A centrifugal supercharger is an engine driven compressor that compresses air and expels it with a centrifugal force from a rotating wheel (impeller) with radial vane. It is used to increase the power of an internal combustion engine by increasing the amount of available oxygen. The supercharger compresses the air that is entering the engine. The compressor is driven from the crankshaft by a belt, gear or chain drive.
Like any centrifugal pump, the boost provided by the centrifugal supercharger increases with the square of the speed. This means that the centrifugal design provides less boost at low engine speeds, thus preserving fuel economy. On the other hand, the design is also the most efficient, besting designs like the Roots type supercharger and twin-screw type supercharger, which have the only minor advantage of producing boost at low engine speed.
What does this mean in a practical sense? The Positive Displacement (PD) blower will typically produce more boost at the low RPM range. This is great if you only want to do burn outs, but when it comes to high horsepower racing and or street use then a PD blower has three distinct disadvantages over the centrifugal blower design.
First lets look at the three types of efficiencies.
Volumetric efficiency. This is how efficient the supercharger creates pressure. If a supercharger has a displacement of 10 liters and 8.4 liters exits the supercharger then it has a 84% efficiency. Secondly we have Adiabatic efficiency. This is how efficient the supercharger utilized the energy that drives the supercharger. A higher adiabatic efficiency means the supercharger consumes less energy from the engine driving it. Lastly we have temperature efficiency. Temperature efficiency is the difference between the temperature entering the supercharger compared to the temperature of the air discharged from the supercharger.
If two superchargers had the same volumetric efficiency, adiabatic efficiency, and temperature efficiency then they would produce the same horsepower on a given engine. So this is where it comes down to learning about the different supercharger types and their ability to produce boost pressure.
The Advantages of a Centrifugal Supercharger.
The first advantage is that typically at the upper rpm range a centrifugal supercharger can produce more boost than a PD blower, thus at high RPM when your engine is able to suck more air into the combustion chamber it can be fed more boost than it did at low rpm.
The second advantage is that on the street when you are wanting to drive your car to get some groceries you are not constantly pushing a fixed amount of boost into your engine like a PD blower and thus requiring an increased amount of fuel to match that boost.
The third advantage is that a centrifugal supercharger unlike a PD blower does not sit on top of the engine itself thus creating a far lower temperature efficiency than with a centrifugal blower. A twin screw or roots blower will absorb a massive amount of heat from thermal transfer from the engine block and heads.

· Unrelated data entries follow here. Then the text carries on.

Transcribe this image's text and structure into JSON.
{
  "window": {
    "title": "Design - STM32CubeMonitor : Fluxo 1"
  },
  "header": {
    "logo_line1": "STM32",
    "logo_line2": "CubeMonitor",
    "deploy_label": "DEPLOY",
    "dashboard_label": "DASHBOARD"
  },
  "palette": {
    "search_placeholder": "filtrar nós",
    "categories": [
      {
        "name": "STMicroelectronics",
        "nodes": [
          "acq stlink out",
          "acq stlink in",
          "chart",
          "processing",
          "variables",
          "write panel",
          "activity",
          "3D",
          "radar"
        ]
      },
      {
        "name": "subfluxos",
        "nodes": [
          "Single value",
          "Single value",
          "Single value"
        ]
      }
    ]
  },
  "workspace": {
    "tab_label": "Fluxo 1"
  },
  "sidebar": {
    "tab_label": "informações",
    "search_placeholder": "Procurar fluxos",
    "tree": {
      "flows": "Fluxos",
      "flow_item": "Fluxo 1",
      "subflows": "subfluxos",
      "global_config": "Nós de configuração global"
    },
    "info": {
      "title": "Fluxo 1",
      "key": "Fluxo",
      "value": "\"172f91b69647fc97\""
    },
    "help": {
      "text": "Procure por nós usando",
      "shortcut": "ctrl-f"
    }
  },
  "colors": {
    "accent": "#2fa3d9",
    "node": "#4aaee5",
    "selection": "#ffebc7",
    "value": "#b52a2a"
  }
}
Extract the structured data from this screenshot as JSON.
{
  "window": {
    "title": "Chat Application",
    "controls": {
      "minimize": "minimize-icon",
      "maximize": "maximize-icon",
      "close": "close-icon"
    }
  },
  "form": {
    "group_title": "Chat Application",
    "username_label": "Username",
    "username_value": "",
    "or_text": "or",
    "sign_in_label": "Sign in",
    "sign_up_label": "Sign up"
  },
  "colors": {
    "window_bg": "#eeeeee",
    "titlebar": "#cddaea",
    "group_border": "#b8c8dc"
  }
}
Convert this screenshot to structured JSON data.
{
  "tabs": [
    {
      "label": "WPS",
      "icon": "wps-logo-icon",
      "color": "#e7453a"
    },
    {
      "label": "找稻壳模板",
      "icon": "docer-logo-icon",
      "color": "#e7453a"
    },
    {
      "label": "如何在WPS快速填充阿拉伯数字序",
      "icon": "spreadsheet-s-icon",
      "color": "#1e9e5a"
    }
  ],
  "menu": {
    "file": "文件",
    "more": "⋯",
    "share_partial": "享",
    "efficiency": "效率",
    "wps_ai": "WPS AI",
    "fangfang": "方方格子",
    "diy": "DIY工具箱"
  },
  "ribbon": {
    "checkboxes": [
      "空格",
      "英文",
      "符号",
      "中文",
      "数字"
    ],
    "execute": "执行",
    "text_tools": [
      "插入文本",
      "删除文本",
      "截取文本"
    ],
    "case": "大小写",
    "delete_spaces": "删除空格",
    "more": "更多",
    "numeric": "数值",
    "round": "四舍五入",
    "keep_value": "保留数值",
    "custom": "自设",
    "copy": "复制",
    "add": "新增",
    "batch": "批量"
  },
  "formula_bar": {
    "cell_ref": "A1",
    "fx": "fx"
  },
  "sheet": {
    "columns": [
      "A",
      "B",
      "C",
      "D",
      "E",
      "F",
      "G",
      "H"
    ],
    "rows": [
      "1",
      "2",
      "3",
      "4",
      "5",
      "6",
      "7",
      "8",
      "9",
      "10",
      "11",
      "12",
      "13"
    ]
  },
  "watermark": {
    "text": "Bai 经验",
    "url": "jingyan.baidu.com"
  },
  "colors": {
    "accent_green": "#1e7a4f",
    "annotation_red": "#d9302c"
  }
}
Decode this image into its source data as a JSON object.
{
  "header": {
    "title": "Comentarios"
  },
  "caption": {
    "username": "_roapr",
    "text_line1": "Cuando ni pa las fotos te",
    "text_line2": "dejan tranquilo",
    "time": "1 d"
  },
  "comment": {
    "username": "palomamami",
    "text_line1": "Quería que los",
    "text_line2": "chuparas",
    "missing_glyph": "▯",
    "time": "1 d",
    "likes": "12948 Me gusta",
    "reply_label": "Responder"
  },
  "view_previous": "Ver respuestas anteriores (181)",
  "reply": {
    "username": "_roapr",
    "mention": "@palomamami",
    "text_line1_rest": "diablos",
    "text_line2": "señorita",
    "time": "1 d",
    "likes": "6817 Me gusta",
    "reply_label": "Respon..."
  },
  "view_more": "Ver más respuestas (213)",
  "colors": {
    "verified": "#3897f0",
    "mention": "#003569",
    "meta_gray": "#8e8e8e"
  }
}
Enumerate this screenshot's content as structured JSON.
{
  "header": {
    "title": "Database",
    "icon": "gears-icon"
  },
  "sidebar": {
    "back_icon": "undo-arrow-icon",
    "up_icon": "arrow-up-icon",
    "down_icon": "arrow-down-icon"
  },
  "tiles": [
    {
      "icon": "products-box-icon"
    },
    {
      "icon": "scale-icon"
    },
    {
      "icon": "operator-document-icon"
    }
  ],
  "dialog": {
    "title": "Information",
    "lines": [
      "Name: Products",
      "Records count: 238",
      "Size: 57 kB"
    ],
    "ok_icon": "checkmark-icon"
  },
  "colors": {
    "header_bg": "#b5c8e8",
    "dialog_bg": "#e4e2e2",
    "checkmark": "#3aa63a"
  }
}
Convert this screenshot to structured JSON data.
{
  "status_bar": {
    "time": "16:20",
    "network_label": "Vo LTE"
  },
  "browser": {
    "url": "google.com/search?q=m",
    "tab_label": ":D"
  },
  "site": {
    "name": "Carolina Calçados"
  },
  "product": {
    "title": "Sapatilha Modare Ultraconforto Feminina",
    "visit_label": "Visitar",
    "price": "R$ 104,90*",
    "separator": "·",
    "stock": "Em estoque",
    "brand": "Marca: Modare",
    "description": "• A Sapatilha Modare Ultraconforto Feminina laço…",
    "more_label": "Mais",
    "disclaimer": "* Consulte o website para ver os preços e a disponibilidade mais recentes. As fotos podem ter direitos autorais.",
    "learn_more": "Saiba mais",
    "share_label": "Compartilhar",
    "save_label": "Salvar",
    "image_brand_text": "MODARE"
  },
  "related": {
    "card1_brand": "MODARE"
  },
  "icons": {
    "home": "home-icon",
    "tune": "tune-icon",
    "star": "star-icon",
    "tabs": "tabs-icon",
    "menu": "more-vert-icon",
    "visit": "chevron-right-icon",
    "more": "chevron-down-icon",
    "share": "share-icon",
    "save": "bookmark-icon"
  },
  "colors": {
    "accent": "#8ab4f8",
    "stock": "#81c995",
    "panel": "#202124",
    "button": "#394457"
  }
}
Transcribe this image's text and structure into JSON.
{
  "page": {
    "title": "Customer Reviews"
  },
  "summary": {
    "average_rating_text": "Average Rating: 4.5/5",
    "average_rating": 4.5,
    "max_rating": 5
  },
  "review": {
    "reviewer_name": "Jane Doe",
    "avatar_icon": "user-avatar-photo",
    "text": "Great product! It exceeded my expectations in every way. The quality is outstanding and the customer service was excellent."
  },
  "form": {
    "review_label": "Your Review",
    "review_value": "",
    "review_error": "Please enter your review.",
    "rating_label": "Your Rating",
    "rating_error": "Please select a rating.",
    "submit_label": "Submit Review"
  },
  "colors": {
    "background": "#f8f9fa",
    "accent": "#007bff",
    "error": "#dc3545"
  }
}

To combat the loss of temperature efficiency many PD blower manufacturers will incorporate a complicated air to water intercooler which are only good for a short amount of time before the water is heat soaked. Or many will utilize an air to air intercooler to cool the discharge air temperature. However when you start with much higher charged air temperatures then it is harder to cool it down. A centrifugal blower will have lower air discharge temperatures and cooler air will allow you to make more power.
How much horsepower does a supercharger add?
Well the answer is not so simple. Each engine is different due to the amount of additional air and fuel it can utilize. The amount of horsepower added will always be a percentage of the original. Typically you will see a 40-80% gain in horsepower with a supercharger.
An engine produces power by igniting fuel and air inside of the combustion chamber. When the fuel and air are ignited, the pressure in the combustion chamber rapidly increases, applying an expansion force onto the piston. This force is in turn applied to the crankshaft which is designed to rotate. How much power generated is mainly determined by how much fuel and air is ignited inside the chamber to produce the driving force.
There are basically two types of induction systems for internal combustion engines; naturally aspirated and forced induction engines. Naturally aspirated (N/A) engines draw in air for combustion under normal atmospheric pressure conditions. This will change with your relative altitude above sea level. An engine will receive 14.7 psi of air pressure at sea level. As the piston moves down, the intake valve opens allowing the piston to suck air into the chamber. How well that chamber is filled with air is calculated as its volumetric efficiency.
A supercharger is a pump that pumps more air into the engine than it normally could under standard air pressure. This extra air from the supercharger creates pressure commonly called boost. So if a standard engine pumps 500 cfm naturally aspirated and a supercharger pumps 1000 cfm then the resulting back pressure is boost.
The higher the boost pressure matched with the correct amount of fuel will increase the of horsepower that can be generated by the engine.
If you are looking to buy a Centrifugal Supercharger then contact MC Racing.